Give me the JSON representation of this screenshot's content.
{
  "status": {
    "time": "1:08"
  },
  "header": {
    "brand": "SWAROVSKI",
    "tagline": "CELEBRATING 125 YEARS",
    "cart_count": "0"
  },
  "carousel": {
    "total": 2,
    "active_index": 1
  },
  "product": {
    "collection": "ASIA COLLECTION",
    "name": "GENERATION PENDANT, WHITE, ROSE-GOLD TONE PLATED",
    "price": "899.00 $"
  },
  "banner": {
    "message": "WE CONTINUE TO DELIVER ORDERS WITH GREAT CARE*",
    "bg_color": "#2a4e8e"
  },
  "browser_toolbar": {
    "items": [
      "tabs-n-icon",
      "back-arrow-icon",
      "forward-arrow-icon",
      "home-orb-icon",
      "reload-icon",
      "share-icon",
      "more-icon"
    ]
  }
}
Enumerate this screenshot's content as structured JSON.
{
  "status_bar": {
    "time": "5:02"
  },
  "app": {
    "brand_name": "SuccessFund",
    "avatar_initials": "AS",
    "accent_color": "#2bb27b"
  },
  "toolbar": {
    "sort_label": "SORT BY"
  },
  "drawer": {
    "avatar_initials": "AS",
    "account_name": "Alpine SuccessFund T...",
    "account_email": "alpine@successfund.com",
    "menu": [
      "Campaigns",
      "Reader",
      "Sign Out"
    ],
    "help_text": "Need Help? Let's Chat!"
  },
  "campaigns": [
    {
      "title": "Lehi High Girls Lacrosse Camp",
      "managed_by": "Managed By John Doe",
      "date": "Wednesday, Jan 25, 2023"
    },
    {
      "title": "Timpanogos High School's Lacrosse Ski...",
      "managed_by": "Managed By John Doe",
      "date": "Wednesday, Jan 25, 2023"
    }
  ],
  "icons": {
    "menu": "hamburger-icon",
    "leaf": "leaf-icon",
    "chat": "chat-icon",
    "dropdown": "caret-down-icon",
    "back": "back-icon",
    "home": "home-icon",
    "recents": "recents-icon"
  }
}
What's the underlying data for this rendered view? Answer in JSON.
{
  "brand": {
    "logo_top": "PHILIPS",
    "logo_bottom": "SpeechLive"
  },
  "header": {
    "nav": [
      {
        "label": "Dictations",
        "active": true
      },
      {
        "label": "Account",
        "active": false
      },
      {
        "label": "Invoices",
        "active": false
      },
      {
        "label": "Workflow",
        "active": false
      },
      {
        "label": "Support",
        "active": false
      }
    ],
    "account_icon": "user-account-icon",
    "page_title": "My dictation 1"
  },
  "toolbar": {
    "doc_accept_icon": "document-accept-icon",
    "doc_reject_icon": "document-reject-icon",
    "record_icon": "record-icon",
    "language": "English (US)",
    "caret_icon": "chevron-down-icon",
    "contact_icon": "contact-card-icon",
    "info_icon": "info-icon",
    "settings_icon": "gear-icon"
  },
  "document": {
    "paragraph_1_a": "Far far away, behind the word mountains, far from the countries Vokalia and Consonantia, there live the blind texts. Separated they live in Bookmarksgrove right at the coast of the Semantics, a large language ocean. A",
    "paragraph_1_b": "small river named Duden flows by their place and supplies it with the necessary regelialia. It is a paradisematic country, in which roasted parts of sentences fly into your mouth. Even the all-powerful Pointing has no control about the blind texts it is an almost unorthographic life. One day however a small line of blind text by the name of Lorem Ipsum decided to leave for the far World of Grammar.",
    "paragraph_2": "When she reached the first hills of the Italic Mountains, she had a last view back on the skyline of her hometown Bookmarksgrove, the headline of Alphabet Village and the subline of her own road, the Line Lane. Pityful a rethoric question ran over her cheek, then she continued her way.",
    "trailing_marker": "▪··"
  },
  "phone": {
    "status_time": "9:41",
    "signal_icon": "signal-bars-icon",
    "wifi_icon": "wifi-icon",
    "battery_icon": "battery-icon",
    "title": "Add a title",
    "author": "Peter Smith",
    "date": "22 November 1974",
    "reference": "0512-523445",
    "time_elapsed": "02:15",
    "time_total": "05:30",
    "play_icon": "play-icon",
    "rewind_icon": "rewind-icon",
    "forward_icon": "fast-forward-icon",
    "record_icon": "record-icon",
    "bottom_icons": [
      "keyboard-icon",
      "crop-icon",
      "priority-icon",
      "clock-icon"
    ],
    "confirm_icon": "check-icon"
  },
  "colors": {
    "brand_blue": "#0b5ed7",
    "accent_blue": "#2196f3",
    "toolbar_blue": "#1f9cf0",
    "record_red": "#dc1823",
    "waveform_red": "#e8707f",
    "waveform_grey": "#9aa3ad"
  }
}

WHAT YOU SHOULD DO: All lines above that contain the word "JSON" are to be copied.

SOLUTION:
Give me the JSON representation of this screenshot's content.
Enumerate this screenshot's content as structured JSON.
What's the underlying data for this rendered view? Answer in JSON.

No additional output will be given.